Sympathy for the Devil

Maria Bamford used to do a bit about a boyfriend who was “a musician, so you already know he’s sleazy.” Rock and rollers aren’t typically known as models of domestic stability, and of course, that’s part of their appeal in a lot of ways. Perhaps most impressively, Screaming Jay Hawkins apparently sired so many children that a data registry was set up for the sole purpose of tracking his offspring. (Hey, I didn’t say it was a positive accomplishment.)

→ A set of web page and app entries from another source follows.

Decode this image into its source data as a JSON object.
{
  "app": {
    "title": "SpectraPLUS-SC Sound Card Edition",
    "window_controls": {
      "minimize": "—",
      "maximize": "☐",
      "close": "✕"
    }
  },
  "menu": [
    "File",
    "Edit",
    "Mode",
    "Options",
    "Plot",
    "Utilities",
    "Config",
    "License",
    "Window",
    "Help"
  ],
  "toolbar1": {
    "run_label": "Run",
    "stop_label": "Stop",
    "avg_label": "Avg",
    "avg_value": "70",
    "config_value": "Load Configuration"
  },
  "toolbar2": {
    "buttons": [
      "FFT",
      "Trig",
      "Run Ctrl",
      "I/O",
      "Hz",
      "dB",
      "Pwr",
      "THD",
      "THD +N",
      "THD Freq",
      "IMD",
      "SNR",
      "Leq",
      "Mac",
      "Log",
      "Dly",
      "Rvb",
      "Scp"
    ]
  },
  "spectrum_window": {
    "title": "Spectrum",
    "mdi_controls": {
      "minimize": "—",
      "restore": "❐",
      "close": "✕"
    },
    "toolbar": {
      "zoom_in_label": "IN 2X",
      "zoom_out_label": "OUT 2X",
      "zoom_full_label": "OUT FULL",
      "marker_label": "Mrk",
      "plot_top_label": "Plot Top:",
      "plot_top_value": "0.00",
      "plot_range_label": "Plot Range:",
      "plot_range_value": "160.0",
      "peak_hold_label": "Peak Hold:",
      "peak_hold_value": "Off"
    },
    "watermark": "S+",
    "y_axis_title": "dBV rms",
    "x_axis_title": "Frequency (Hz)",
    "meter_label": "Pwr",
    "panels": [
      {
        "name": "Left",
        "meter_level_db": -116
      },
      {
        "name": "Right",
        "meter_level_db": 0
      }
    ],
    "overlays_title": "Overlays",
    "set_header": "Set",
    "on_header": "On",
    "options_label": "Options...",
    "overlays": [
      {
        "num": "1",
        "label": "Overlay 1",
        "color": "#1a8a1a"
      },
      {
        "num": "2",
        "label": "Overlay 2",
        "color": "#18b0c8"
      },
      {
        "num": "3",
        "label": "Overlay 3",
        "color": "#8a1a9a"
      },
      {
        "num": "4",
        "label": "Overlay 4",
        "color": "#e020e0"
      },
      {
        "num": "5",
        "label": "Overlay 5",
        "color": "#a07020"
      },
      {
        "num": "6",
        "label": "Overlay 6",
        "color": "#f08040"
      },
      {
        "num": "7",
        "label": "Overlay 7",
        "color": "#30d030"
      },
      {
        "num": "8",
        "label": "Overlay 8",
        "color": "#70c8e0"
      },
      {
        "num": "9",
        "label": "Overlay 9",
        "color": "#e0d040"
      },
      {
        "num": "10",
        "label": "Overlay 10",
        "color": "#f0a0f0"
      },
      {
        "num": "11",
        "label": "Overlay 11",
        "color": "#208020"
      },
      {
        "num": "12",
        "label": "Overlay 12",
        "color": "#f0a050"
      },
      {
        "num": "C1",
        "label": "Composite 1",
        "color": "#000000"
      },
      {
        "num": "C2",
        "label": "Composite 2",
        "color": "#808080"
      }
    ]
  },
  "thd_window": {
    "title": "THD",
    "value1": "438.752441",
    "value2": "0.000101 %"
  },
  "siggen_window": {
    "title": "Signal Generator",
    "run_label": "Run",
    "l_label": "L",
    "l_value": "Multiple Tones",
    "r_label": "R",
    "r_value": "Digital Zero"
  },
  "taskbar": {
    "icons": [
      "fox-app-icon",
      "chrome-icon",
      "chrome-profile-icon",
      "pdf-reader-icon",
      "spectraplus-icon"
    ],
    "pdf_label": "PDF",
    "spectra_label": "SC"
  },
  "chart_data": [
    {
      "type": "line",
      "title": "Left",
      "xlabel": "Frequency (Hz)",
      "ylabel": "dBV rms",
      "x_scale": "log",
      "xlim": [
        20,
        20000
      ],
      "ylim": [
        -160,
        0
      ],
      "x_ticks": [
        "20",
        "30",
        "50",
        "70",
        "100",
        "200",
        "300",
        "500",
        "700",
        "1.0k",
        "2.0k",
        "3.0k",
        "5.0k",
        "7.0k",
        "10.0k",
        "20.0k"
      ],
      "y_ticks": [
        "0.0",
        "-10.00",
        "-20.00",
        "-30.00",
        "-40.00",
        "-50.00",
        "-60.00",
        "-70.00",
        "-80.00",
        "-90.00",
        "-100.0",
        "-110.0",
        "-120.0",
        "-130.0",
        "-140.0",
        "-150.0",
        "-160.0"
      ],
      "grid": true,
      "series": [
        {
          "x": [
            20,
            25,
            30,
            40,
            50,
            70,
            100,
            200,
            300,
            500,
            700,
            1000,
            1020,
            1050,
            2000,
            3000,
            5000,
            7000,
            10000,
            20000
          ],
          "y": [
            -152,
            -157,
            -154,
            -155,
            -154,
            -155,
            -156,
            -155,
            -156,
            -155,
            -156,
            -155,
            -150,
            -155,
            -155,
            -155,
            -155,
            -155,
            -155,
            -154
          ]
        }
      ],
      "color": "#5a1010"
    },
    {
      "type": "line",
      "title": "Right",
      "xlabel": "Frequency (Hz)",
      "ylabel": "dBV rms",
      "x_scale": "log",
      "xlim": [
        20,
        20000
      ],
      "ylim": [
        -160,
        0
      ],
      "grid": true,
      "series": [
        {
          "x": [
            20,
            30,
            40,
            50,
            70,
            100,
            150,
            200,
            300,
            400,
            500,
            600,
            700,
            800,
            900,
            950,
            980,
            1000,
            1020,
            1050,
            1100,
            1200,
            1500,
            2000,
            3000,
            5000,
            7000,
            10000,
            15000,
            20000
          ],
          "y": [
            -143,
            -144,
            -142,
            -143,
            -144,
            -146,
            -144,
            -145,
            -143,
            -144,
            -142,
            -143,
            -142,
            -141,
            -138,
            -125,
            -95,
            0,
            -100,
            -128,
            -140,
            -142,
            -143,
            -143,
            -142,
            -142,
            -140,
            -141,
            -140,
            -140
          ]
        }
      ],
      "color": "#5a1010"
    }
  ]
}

A similar rock and roll sperm donor was Brian Jones, co-founder (and arguably the best musician) of the Rolling Stones. Unlike most of the band (whom Lemmy recalls as having worked to cultivate “an air of disrespectability”), Jones apparently was considered a genuine bad boy, and according to Allmusic, had several children while he was still in his teens.

Unsurprisingly, this behavior didn’t stop when he became a rock star. Of course, in the 1960s, there was considerably greater stigma attached to illegitimacy, and when Jones impregnated a woman named Dawn Molloy in 1964, she was paid £ 700 for her silence, and when she gave birth to a son in early 1965, the child was put up for adoption. His biological father was unnamed on his birth certificate, which identified him solely as a musician.

The child was adopted and grew up as John Maynard, and after fathering two children of his own, he researched his parentage. His story may be found here, and despite the fact that it’s in the Daily Mail, it’s worth checking out:

‘I met some people last summer and was invited on to their boat.

‘It turned out they were the biggest Stones fans, so I had to listen to Paint It Black and Sympathy For The Devil and so on, while they jigged around and talked about the Stones. I didn’t say a word. What’s the point? It’s almost as if I’m silenced too.’

Advertisements

About profmondo

Dad, husband, mostly free individual, medievalist, writer, and drummer. "Gladly wolde he lerne and gladly teche."
This entry was posted in Music. Bookmark the permalink.

Leave a Reply

Fill in your details below or click an icon to log in:

WordPress.com Logo

You are commenting using your WordPress.com account. Log Out / Change )

Twitter picture

You are commenting using your Twitter account. Log Out / Change )

Facebook photo

You are commenting using your Facebook account. Log Out / Change )

Google+ photo

You are commenting using your Google+ account. Log Out / Change )

Connecting to %s